The turnaround that has brought the Redskins three victories in their last four games has not assured Coach Joe Gibbs that his team is ready to compete successfully against some of the National Football League's better teams.
"We are good enough to play four good back-to-back games," Gibbs said yesterday. "But the teams we have beaten so far have had lesser records. We're going to begin a stretch now against teams that have winning records and are challenging for playoff berths. That will tell us something more."
That stretch will begin Sunday against Detroit in RFK Stadium. Although the Lions' record is 4-5, they are in contention for the NFC Central title.
After the Detroit game, the Redskins meet the New York Giants, Dallas, Buffalo and Philadelphia, all of whom have winning records. All but the Eagle game are on the road.
The Redskin victims were Chicago (2-7), New England (2-7) and St. Louis (3-6). But the decisive job on the Cardinals in Washington's 42-21 victory Sunday gave Gibbs reason to be optimistic about the rest of the season.
"We definitely are an improved team," he said. "The Cardinal game was our best by far. We played a solid all-around game, with all of our units playing well.
"But we are just getting our feet on the ground after that start we had. We are seeing who the producers are, people like John Riggins, Joe Washington and Mike Nelms. We are still juggling places, we are still trying to discover ourselves. But we are making real progress after being 0-5 and that is what I'm most happy about."
Gibbs listed five major reasons for the Redskins' recent improvement:
* Reduction of injuries. "A lot of guys are coming back, even though we still have people hurt," he said. "Getting the big-play guys back like Nelms is so important. You don't know until now how much you really missed them. If Mike had been healthy earlier, he might have given us a spark in some of those games that could have made a difference."
* Better understanding of personnel. "The longer we are together as coaches, the better we know our players. We have a better feel about who should be on the field in different situations. We know where to use John Riggins now, where a Joe Washington should be getting the ball. With so many new players, it took time to get things down."
* Switch to a one-back, two-tight-end offense. "Ever since then, we've done a lot better offensively. It's something I debated using when I first came here, but I decided to use two backs. And the success we had in preseason with two backs might have been misleading."

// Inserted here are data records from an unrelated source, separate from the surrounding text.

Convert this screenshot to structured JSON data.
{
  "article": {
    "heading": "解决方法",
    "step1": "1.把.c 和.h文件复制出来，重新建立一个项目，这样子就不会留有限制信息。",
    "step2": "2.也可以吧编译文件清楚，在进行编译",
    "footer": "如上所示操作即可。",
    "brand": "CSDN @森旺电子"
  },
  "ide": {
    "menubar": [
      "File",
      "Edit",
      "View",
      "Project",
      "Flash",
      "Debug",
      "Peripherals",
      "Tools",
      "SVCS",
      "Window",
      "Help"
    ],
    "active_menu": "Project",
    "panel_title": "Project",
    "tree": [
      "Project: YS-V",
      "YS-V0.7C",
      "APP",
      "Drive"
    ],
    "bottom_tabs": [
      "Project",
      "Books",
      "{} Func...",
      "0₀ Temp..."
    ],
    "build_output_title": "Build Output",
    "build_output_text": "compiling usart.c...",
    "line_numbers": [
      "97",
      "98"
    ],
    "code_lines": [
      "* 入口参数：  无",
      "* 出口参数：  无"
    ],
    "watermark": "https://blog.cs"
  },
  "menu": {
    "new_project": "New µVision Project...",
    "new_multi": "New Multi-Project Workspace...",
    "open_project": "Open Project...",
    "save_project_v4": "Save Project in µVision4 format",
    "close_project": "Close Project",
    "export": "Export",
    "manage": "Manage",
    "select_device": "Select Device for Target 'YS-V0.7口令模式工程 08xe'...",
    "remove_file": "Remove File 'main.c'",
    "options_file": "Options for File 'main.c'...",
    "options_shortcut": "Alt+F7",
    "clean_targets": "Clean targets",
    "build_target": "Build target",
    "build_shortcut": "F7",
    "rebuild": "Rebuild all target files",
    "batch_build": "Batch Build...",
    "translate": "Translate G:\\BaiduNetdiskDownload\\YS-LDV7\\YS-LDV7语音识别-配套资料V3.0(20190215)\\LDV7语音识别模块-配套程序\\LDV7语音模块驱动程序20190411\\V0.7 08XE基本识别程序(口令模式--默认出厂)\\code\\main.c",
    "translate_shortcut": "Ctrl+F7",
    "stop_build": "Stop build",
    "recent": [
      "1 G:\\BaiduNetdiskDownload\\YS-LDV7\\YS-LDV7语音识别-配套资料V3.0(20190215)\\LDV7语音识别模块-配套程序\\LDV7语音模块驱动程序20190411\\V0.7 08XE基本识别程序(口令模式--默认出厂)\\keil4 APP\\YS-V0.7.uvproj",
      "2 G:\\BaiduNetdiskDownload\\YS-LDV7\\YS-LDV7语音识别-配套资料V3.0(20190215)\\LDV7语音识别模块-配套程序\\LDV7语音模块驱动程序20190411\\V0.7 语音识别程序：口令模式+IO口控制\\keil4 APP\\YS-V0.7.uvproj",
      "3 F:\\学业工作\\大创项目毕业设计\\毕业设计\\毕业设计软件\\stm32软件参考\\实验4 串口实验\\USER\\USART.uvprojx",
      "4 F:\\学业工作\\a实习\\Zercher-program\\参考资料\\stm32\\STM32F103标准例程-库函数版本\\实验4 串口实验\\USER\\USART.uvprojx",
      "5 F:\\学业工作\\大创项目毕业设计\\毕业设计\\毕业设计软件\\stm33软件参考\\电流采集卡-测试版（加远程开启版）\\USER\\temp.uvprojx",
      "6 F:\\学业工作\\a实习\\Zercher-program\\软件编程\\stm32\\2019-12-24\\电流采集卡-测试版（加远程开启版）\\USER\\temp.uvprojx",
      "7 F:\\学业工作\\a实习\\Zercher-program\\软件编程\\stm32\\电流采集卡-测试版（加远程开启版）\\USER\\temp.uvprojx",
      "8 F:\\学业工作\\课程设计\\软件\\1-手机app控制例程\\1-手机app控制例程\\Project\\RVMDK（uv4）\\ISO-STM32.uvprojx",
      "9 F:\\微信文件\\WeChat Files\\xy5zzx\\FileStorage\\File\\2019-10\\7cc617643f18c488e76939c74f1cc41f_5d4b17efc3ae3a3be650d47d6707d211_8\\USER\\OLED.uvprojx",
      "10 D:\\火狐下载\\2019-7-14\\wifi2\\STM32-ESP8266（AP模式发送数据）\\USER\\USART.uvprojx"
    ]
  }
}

* Fewer mistakes. "We were our own worst enemy earlier in the season," he said. "Now we are playing much more consistently. We've cut down on our turnovers and our penalties and our takeaways have increased. We are doing a better job protecting the ball. We've only got two running backs handling it (Riggins and Washington) and that helps, and Joe (Theismann) is more in a groove. He's not throwing as many interceptions."
* Improved confidence. "The first part of the year, you say, 'Goodness gracious, when are we going to win?' You have nothing but repeated failure. Now we think we can make the right plays, we think we are a good team."
From a team that seemed determined to undermine its ability to win every week, the Redskins have become more efficient and more competitive even though they are not yet completely healthy.
Washington can't match up in personnel with many of the better teams, but by reducing mistakes it has been forcing opponents to work harder instead of helping them with timely turnovers.
During their 0-5 start, the Redskins threw 11 interceptions, lost 10 fumbles and were penalized 41 times for 401 yards. In the last four games, since going with a one-back offense and letting Riggins and Washington carry the ball almost exclusively, they have had two interceptions, lost four fumbles and been penalized 13 times for 209 yards.
In this span, Riggins has rushed for 296 yards (he had 122 the first five games) and Washington has gained 294 yards (49 in the first five).
Although the Redskin defense has begun to yield more passing yards, it has increased its total of takeaways. After five games, it had three interceptions and three fumble recoveries. Over the last four games, the defense intercepted 10 passes and recovered three more fumbles.
Theismann had thrown nine interceptions the first five weeks, but has had two interceptions the last four Sundays and has gone two games and 59 straight attempts without an interception. He completed 69 percent of his passes (45 of 65) the last three weeks.
The Redskins signed Cris Crissy, a defensive back/wide receiver, for the third time this season and released guard Robert Woods . . . Nelms moved to first in the NFC in kickoff returns and third in punts after his game against the Cardinals. Since coming back from a broken thumb, he has had four kickoff returns and three punt returns of more than 40 yards. "We gave him a Superman shirt for the way he played Sunday," Gibbs said . . . Riggins needs 34 yards to become the NFL's eighth all-time rusher . . . Tight end Don Warren has caught passes in 20 consecutive games . . . Middle linebacker Neal Olkewicz and free safety Mark Murphy both have more than 100 tackles this season to rank 1-2 on the team . . . Tackle Joe Jacoby, in his first start for Mark May, and linebacker Mel Kaufman, replacing the injured Brad Dusek, had fine games. "It was hard to find someone who didn't play well," Gibbs said.